MATERIAL SHOWN
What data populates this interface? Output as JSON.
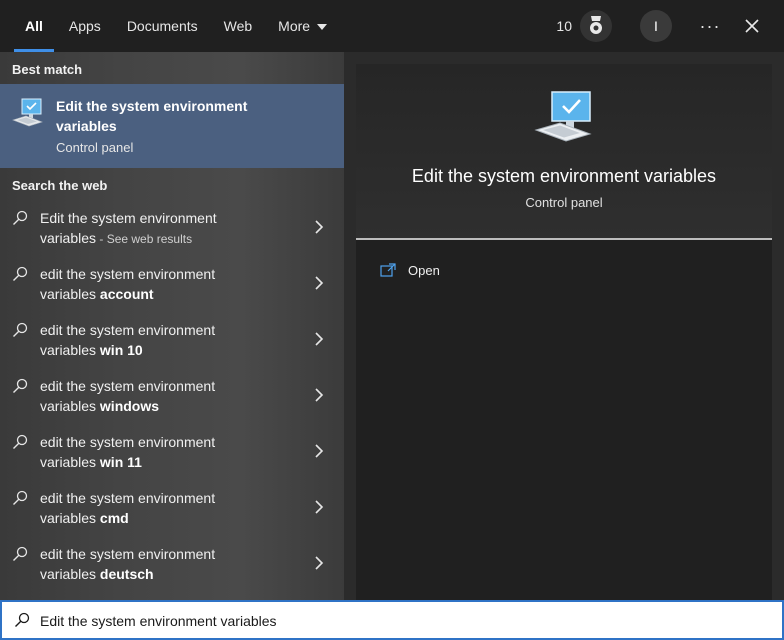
{
  "tabs": [
    {
      "label": "All",
      "active": true
    },
    {
      "label": "Apps",
      "active": false
    },
    {
      "label": "Documents",
      "active": false
    },
    {
      "label": "Web",
      "active": false
    },
    {
      "label": "More",
      "active": false
    }
  ],
  "header": {
    "points": "10",
    "reward_icon": "medal-icon",
    "avatar_initial": "I",
    "more_options": "···",
    "close_icon": "close-icon"
  },
  "best_match": {
    "section_label": "Best match",
    "title": "Edit the system environment variables",
    "subtitle": "Control panel",
    "icon": "computer-settings-icon"
  },
  "web": {
    "section_label": "Search the web",
    "items": [
      {
        "prefix": "Edit the system environment",
        "line2_plain": "variables",
        "bold": "",
        "suffix": " - See web results"
      },
      {
        "prefix": "edit the system environment",
        "line2_plain": "variables ",
        "bold": "account",
        "suffix": ""
      },
      {
        "prefix": "edit the system environment",
        "line2_plain": "variables ",
        "bold": "win 10",
        "suffix": ""
      },
      {
        "prefix": "edit the system environment",
        "line2_plain": "variables ",
        "bold": "windows",
        "suffix": ""
      },
      {
        "prefix": "edit the system environment",
        "line2_plain": "variables ",
        "bold": "win 11",
        "suffix": ""
      },
      {
        "prefix": "edit the system environment",
        "line2_plain": "variables ",
        "bold": "cmd",
        "suffix": ""
      },
      {
        "prefix": "edit the system environment",
        "line2_plain": "variables ",
        "bold": "deutsch",
        "suffix": ""
      }
    ]
  },
  "detail": {
    "title": "Edit the system environment variables",
    "subtitle": "Control panel",
    "open_label": "Open"
  },
  "search": {
    "value": "Edit the system environment variables"
  },
  "colors": {
    "accent": "#3f8fe8",
    "selected_bg": "#4b6080",
    "search_border": "#2f73c6"
  }
}
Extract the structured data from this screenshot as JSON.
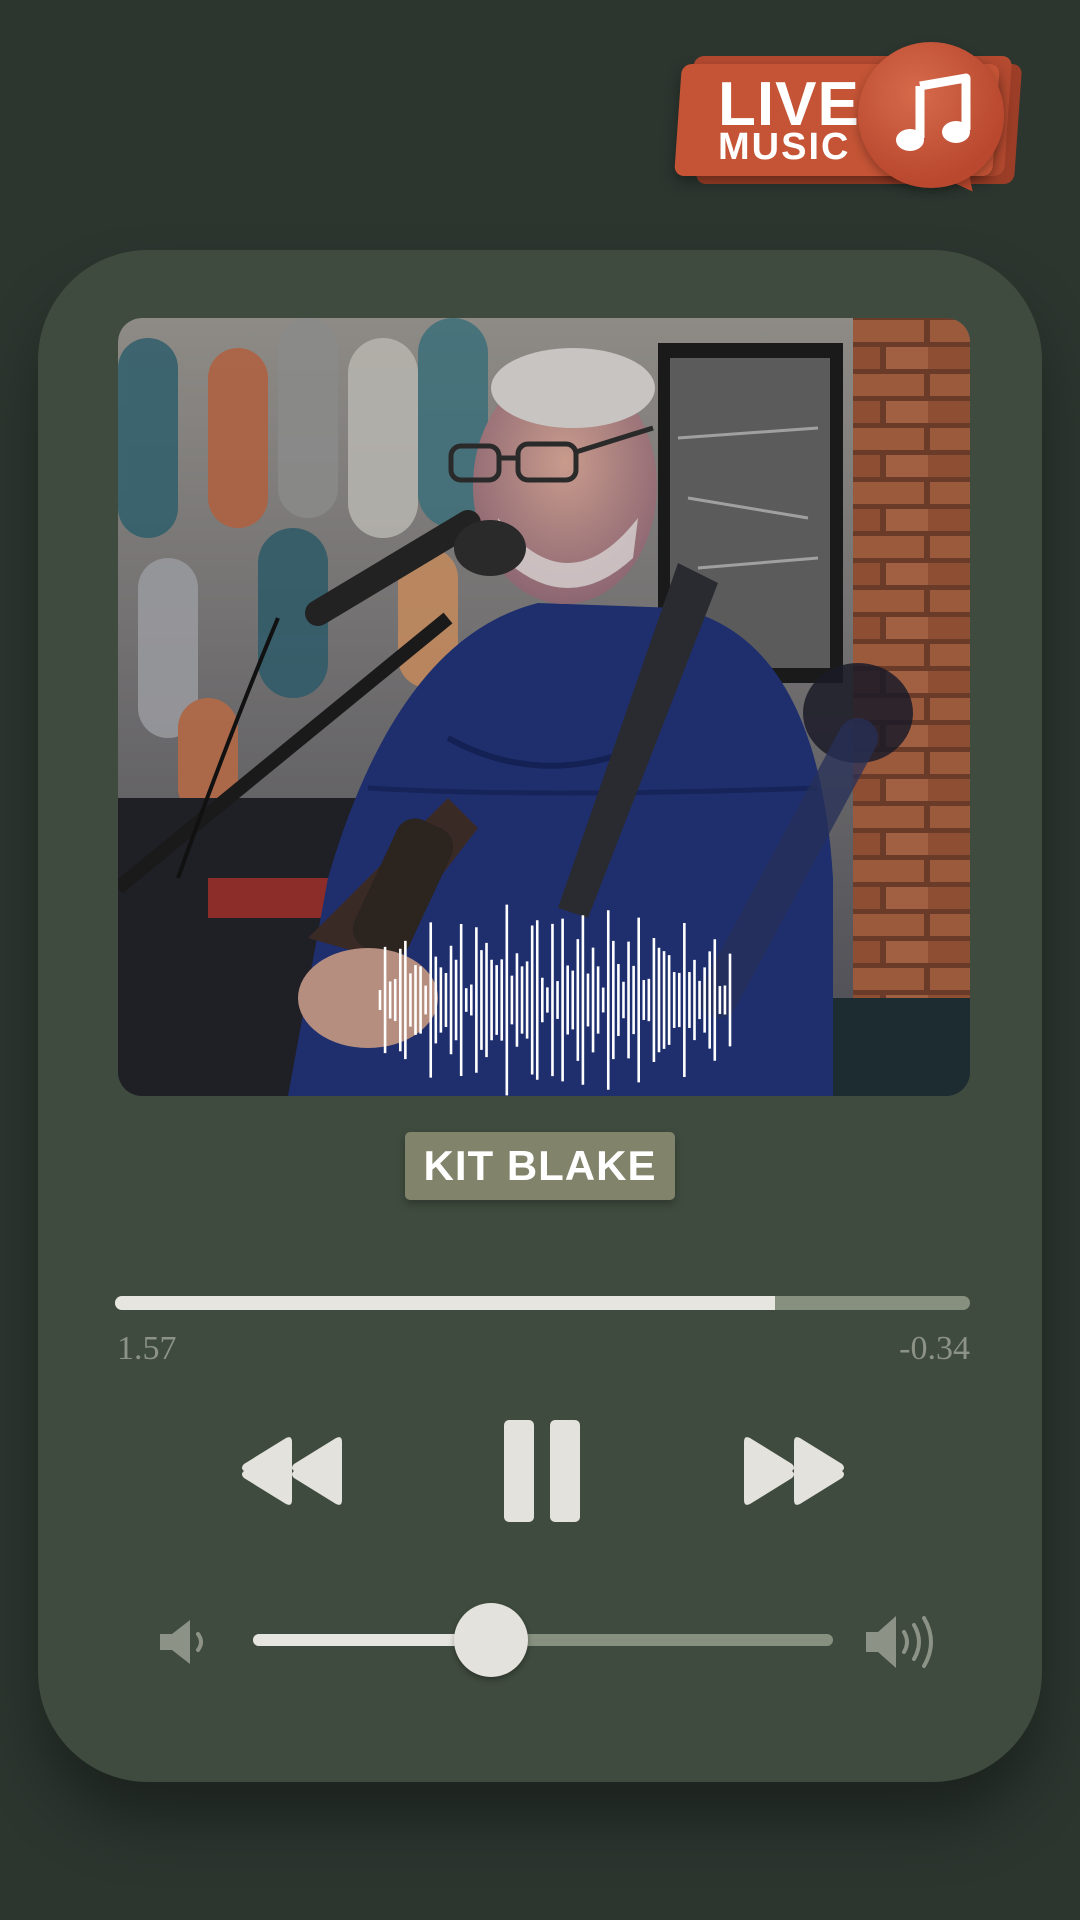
{
  "badge": {
    "line1": "LIVE",
    "line2": "MUSIC",
    "icon": "music-note-icon",
    "color": "#c55436"
  },
  "artist": {
    "name": "KIT BLAKE"
  },
  "playback": {
    "elapsed": "1.57",
    "remaining": "-0.34",
    "progress": 0.772,
    "state": "playing"
  },
  "controls": {
    "rewind_icon": "rewind-icon",
    "pause_icon": "pause-icon",
    "forward_icon": "fast-forward-icon"
  },
  "volume": {
    "level": 0.41,
    "low_icon": "volume-low-icon",
    "high_icon": "volume-high-icon"
  },
  "theme": {
    "background": "#2c362f",
    "card": "#3f4b3e",
    "accent": "#e6e5df",
    "badge": "#81846a"
  }
}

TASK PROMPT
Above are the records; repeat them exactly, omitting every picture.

SOLUTION
What data populates this interface? Output as JSON.
{
  "tabs": [
    {
      "label": "All",
      "active": true
    },
    {
      "label": "Apps",
      "active": false
    },
    {
      "label": "Documents",
      "active": false
    },
    {
      "label": "Web",
      "active": false
    },
    {
      "label": "More",
      "active": false
    }
  ],
  "header": {
    "points": "10",
    "reward_icon": "medal-icon",
    "avatar_initial": "I",
    "more_options": "···",
    "close_icon": "close-icon"
  },
  "best_match": {
    "section_label": "Best match",
    "title": "Edit the system environment variables",
    "subtitle": "Control panel",
    "icon": "computer-settings-icon"
  },
  "web": {
    "section_label": "Search the web",
    "items": [
      {
        "prefix": "Edit the system environment",
        "line2_plain": "variables",
        "bold": "",
        "suffix": " - See web results"
      },
      {
        "prefix": "edit the system environment",
        "line2_plain": "variables ",
        "bold": "account",
        "suffix": ""
      },
      {
        "prefix": "edit the system environment",
        "line2_plain": "variables ",
        "bold": "win 10",
        "suffix": ""
      },
      {
        "prefix": "edit the system environment",
        "line2_plain": "variables ",
        "bold": "windows",
        "suffix": ""
      },
      {
        "prefix": "edit the system environment",
        "line2_plain": "variables ",
        "bold": "win 11",
        "suffix": ""
      },
      {
        "prefix": "edit the system environment",
        "line2_plain": "variables ",
        "bold": "cmd",
        "suffix": ""
      },
      {
        "prefix": "edit the system environment",
        "line2_plain": "variables ",
        "bold": "deutsch",
        "suffix": ""
      }
    ]
  },
  "detail": {
    "title": "Edit the system environment variables",
    "subtitle": "Control panel",
    "open_label": "Open"
  },
  "search": {
    "value": "Edit the system environment variables"
  },
  "colors": {
    "accent": "#3f8fe8",
    "selected_bg": "#4b6080",
    "search_border": "#2f73c6"
  }
}
Extract the structured data from this screenshot as JSON.
{
  "badge": {
    "line1": "LIVE",
    "line2": "MUSIC",
    "icon": "music-note-icon",
    "color": "#c55436"
  },
  "artist": {
    "name": "KIT BLAKE"
  },
  "playback": {
    "elapsed": "1.57",
    "remaining": "-0.34",
    "progress": 0.772,
    "state": "playing"
  },
  "controls": {
    "rewind_icon": "rewind-icon",
    "pause_icon": "pause-icon",
    "forward_icon": "fast-forward-icon"
  },
  "volume": {
    "level": 0.41,
    "low_icon": "volume-low-icon",
    "high_icon": "volume-high-icon"
  },
  "theme": {
    "background": "#2c362f",
    "card": "#3f4b3e",
    "accent": "#e6e5df",
    "badge": "#81846a"
  }
}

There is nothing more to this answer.